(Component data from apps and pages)

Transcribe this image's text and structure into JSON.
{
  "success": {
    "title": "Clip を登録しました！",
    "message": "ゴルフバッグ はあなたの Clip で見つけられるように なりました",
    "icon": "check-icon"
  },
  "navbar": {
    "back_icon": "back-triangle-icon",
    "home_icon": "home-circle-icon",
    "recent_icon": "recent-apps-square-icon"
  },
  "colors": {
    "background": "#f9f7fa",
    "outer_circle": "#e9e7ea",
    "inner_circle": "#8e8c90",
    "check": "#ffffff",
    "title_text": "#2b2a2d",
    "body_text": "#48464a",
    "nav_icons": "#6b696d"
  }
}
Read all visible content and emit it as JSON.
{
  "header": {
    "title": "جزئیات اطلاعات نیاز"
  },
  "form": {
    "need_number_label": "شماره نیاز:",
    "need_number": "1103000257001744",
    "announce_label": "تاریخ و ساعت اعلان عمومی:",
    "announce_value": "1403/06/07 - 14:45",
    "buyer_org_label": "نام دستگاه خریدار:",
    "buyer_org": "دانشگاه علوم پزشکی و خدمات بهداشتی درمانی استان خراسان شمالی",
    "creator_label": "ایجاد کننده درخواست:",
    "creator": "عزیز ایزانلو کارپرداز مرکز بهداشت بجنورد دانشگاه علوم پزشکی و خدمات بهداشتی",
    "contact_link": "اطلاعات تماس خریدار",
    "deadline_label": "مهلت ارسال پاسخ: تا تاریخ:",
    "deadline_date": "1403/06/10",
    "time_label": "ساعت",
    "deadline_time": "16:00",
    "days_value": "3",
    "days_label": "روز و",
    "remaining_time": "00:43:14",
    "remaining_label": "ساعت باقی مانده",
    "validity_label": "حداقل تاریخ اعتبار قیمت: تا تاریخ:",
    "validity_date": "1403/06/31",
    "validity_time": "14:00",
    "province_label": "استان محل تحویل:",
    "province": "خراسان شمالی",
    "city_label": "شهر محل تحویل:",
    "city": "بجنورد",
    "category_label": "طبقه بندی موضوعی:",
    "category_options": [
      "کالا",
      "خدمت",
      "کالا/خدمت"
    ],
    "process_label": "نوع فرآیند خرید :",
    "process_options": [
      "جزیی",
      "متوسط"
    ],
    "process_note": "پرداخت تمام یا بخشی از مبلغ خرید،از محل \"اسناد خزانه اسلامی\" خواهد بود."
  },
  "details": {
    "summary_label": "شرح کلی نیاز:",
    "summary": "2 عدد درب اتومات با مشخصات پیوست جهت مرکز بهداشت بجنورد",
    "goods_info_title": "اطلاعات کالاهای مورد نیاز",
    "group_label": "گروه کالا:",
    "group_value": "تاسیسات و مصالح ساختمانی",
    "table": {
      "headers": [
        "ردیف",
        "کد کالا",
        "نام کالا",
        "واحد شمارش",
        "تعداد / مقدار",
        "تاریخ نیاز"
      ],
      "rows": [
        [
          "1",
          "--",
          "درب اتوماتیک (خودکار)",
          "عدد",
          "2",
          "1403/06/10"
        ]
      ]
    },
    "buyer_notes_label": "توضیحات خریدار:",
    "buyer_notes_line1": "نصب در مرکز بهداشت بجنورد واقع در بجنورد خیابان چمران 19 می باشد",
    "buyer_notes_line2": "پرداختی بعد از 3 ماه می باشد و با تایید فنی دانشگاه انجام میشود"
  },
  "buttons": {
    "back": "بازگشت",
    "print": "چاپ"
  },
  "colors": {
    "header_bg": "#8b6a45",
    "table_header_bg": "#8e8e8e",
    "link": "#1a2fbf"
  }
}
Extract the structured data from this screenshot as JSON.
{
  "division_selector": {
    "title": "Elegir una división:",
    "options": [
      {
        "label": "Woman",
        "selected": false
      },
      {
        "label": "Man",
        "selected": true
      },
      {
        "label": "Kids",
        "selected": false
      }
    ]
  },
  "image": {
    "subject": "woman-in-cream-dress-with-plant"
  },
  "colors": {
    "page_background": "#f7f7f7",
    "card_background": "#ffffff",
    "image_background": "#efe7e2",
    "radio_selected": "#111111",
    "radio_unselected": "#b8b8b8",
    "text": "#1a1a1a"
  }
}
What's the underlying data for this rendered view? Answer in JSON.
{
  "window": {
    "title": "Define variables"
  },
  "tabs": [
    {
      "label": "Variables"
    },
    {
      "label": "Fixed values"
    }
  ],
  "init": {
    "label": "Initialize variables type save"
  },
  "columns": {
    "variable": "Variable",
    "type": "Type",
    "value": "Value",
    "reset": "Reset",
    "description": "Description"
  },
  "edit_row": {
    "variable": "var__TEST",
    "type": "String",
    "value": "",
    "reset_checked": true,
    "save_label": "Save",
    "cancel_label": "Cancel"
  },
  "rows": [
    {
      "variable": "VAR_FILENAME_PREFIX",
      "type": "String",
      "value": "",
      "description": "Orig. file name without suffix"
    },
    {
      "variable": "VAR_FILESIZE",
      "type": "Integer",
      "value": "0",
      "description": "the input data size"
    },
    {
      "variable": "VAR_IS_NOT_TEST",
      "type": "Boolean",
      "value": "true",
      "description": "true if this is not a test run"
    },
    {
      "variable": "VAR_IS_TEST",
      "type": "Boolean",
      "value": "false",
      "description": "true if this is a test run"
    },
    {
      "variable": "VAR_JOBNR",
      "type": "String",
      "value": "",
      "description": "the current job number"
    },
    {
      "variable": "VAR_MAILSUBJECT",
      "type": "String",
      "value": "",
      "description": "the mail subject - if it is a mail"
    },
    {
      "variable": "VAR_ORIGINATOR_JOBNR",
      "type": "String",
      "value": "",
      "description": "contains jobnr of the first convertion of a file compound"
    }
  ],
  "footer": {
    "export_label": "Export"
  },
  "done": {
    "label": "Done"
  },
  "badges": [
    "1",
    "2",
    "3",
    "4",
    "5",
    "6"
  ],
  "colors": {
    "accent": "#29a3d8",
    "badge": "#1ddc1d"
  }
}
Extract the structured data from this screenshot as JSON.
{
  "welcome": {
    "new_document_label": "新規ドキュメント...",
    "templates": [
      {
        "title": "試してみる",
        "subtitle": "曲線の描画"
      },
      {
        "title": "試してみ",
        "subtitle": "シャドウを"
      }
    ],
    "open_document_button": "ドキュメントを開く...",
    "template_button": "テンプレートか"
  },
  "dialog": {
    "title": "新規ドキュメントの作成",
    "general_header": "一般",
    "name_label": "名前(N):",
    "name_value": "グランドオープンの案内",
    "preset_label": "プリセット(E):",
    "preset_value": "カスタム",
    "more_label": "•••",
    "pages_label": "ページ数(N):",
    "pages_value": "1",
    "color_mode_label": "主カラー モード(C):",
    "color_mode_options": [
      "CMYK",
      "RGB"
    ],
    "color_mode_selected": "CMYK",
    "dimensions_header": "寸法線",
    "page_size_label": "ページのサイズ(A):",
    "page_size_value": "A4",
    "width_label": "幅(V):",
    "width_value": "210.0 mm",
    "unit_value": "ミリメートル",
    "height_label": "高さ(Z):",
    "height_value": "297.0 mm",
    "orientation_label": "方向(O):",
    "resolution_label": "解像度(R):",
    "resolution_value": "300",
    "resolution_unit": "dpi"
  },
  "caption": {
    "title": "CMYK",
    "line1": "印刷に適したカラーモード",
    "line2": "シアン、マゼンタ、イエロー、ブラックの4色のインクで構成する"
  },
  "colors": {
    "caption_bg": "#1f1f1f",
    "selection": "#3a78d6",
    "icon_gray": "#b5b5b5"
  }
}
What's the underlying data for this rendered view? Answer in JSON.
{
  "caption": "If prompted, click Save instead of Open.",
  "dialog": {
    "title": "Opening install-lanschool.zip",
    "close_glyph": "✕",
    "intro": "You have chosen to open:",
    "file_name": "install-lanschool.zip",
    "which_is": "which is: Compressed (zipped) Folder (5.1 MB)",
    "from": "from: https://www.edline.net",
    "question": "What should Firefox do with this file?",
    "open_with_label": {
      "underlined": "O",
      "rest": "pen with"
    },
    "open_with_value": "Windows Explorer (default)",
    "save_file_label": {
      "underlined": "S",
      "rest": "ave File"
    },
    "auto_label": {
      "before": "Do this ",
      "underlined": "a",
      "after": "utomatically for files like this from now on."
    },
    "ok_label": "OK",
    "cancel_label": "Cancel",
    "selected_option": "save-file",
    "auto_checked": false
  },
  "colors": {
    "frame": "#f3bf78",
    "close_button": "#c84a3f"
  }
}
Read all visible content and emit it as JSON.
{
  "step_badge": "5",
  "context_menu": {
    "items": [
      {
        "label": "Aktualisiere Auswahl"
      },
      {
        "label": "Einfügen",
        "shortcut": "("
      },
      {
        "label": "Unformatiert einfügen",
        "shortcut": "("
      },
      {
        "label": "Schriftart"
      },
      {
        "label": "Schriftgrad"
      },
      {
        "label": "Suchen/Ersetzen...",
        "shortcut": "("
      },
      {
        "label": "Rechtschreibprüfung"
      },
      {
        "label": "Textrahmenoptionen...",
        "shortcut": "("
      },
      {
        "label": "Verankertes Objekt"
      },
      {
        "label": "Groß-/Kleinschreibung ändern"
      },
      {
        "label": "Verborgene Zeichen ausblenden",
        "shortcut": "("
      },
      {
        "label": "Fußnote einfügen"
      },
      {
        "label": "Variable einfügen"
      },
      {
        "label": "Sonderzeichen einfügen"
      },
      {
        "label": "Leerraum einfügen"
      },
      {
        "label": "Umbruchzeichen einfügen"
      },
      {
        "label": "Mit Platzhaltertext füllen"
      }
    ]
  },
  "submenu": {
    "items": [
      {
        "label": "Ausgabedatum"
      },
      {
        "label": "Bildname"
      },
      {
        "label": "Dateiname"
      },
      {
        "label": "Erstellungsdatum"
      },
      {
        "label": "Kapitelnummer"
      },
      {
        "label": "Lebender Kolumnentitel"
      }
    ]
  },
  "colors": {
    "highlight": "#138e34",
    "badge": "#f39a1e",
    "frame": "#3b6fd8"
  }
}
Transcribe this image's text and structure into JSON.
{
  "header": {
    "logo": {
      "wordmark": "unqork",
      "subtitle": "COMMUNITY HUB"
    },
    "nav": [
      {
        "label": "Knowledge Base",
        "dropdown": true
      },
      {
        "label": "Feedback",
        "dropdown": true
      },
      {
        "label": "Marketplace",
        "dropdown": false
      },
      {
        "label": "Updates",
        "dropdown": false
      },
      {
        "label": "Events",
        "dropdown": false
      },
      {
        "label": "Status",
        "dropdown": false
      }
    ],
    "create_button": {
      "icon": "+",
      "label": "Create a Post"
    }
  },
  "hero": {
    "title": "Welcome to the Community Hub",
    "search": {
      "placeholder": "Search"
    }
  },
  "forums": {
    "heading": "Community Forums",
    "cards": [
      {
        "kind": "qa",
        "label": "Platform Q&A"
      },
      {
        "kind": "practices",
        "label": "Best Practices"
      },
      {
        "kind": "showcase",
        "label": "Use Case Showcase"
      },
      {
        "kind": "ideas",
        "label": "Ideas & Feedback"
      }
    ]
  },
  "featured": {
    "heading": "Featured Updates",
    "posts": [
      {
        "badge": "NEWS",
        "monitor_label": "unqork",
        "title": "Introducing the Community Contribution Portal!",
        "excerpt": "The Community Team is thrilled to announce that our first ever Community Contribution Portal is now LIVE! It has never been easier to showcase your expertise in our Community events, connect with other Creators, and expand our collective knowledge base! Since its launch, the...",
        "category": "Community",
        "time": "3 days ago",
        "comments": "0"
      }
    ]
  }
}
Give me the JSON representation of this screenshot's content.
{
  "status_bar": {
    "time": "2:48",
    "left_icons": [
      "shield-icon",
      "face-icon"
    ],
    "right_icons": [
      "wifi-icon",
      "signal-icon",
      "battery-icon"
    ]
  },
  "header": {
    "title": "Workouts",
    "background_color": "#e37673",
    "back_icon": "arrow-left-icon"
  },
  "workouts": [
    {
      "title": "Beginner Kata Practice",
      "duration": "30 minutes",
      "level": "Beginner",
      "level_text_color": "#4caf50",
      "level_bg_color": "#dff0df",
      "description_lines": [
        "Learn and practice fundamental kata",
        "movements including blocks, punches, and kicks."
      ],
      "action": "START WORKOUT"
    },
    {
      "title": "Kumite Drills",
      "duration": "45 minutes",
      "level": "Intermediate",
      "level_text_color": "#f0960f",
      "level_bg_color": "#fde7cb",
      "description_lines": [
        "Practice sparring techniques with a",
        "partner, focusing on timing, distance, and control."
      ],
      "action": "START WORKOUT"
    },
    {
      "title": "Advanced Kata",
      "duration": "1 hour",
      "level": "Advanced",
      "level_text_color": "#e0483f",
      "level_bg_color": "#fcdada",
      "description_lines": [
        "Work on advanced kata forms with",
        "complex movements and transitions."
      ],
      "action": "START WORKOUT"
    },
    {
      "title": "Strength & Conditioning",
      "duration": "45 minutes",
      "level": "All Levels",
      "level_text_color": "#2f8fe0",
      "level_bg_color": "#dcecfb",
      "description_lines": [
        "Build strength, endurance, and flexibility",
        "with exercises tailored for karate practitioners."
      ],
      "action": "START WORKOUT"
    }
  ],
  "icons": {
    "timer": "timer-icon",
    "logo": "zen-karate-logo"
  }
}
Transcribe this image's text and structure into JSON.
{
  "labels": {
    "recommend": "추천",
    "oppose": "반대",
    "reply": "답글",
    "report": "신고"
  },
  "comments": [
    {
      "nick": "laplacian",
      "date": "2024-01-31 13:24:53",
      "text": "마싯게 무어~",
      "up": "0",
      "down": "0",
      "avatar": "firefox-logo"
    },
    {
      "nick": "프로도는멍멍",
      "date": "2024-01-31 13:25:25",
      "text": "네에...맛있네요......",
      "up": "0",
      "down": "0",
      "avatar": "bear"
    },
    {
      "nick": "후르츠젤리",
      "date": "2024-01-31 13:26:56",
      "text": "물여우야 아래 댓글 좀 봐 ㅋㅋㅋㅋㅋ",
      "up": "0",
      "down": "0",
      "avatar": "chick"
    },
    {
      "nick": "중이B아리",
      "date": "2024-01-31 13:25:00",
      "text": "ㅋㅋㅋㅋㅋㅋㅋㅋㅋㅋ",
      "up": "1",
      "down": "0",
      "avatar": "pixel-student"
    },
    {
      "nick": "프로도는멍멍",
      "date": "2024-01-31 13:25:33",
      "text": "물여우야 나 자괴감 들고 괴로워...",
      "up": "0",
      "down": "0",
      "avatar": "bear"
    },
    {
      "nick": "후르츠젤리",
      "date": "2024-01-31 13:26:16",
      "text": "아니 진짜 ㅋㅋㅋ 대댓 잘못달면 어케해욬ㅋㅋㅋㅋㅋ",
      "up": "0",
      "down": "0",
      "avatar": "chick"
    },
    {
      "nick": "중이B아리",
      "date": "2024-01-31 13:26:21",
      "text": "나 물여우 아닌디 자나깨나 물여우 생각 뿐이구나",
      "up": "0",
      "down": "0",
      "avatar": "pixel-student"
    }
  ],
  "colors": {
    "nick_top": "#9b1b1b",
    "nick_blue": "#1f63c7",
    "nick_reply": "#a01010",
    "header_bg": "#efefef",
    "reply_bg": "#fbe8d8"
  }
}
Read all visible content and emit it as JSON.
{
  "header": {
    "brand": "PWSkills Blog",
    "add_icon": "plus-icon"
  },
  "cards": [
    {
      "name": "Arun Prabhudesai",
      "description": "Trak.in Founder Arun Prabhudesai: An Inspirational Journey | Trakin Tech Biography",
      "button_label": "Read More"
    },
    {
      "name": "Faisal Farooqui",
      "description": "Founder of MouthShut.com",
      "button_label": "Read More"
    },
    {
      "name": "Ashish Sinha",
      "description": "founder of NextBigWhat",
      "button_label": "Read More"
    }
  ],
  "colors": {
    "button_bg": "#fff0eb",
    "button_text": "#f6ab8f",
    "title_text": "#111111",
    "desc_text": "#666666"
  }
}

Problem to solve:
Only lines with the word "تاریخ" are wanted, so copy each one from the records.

Finished task:
    "announce_label": "تاریخ و ساعت اعلان عمومی:",
    "deadline_label": "مهلت ارسال پاسخ: تا تاریخ:",
    "validity_label": "حداقل تاریخ اعتبار قیمت: تا تاریخ:",
        "تاریخ نیاز"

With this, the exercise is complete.